:: Data under study ::
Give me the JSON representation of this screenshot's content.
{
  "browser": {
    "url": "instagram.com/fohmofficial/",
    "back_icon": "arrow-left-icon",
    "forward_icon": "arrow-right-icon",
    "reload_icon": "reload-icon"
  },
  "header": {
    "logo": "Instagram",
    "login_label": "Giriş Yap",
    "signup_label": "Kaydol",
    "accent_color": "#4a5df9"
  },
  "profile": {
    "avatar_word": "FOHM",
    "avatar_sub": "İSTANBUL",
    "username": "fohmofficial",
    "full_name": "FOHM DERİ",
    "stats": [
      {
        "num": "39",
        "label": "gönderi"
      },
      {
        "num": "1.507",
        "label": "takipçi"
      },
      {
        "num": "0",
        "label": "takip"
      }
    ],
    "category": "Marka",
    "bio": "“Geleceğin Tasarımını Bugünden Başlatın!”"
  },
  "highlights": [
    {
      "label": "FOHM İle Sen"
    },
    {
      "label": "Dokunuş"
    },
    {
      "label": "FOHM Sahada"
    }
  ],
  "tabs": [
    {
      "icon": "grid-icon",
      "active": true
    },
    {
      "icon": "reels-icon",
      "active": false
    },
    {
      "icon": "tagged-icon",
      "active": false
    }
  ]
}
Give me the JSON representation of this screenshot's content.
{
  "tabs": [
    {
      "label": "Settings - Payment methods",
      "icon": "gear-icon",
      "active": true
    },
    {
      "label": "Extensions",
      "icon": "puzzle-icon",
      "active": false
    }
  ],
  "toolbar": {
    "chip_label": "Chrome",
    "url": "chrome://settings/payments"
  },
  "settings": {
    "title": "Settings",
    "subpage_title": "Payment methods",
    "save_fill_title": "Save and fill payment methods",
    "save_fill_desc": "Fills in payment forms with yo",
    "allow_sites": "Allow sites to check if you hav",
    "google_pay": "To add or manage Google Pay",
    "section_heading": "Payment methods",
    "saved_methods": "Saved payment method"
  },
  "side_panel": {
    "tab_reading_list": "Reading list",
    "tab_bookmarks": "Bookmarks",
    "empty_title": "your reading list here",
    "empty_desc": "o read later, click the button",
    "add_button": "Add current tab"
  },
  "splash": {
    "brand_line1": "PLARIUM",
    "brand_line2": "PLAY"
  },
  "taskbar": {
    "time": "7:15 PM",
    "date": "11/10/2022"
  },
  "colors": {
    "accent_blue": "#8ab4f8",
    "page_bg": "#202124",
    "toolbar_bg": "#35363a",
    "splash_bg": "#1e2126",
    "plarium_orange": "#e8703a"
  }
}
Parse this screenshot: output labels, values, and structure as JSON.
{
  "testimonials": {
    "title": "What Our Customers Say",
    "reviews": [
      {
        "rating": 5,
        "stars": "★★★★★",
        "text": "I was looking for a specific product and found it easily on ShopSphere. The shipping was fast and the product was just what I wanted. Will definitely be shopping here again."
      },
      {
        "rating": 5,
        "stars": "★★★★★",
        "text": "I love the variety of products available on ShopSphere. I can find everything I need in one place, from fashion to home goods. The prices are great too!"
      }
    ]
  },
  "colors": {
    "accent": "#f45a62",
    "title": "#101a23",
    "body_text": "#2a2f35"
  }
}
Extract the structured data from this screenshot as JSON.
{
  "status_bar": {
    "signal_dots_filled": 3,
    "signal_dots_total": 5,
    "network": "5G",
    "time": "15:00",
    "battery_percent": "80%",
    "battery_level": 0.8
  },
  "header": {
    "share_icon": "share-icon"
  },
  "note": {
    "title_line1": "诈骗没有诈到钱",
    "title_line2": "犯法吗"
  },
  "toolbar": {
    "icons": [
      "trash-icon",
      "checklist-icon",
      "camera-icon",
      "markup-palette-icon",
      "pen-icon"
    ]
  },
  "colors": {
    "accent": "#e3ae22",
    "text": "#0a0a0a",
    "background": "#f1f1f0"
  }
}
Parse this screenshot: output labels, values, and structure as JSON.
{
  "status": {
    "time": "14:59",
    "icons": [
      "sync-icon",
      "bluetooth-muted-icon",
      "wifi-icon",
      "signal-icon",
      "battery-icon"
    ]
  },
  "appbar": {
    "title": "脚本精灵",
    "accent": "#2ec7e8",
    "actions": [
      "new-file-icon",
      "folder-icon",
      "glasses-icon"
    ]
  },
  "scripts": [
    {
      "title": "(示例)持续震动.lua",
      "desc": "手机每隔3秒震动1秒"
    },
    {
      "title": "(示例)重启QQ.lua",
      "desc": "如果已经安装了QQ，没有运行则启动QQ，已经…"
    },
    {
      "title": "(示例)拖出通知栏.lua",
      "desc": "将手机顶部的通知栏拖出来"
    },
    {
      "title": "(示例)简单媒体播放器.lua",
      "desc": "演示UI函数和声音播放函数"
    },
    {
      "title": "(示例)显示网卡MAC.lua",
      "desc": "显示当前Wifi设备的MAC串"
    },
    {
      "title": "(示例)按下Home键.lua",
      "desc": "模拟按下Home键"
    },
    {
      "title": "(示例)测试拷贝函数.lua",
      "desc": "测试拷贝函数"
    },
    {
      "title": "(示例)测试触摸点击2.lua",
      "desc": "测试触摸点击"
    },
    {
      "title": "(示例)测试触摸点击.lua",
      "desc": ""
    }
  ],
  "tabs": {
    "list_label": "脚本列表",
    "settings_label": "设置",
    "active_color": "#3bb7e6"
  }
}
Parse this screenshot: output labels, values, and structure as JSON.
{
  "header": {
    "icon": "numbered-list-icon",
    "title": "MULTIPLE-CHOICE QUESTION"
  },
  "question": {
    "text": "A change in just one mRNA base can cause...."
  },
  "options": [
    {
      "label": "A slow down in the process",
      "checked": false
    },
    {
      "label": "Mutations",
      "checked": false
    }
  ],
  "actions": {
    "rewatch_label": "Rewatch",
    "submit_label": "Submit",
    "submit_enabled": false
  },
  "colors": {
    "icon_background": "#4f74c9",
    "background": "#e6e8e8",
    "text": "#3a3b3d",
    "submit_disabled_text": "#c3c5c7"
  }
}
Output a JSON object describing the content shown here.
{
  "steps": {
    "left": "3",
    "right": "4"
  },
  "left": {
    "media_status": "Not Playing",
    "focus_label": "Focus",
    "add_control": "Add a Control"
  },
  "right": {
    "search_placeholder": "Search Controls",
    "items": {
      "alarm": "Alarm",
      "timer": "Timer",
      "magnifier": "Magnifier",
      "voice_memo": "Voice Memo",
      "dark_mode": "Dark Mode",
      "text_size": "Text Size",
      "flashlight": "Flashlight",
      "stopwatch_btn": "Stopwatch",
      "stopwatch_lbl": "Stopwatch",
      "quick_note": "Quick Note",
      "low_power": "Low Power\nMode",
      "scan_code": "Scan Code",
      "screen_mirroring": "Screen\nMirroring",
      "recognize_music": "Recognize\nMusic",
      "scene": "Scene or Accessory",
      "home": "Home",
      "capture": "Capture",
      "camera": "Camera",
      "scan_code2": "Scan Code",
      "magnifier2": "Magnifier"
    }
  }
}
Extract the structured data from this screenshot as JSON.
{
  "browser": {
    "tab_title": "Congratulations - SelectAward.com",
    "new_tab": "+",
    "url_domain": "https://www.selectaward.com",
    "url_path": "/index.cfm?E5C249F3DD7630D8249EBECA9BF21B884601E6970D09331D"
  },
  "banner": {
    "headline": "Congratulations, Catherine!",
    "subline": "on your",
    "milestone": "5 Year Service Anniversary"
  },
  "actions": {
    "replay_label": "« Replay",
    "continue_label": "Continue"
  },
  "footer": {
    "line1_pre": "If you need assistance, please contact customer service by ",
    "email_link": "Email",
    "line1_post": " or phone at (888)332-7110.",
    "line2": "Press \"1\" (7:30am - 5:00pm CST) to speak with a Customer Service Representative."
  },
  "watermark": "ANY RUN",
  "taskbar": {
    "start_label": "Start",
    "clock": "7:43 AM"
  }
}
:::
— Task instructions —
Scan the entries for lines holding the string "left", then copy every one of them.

— Your response —
    "back_icon": "arrow-left-icon",
    "left": "3",
  "left": {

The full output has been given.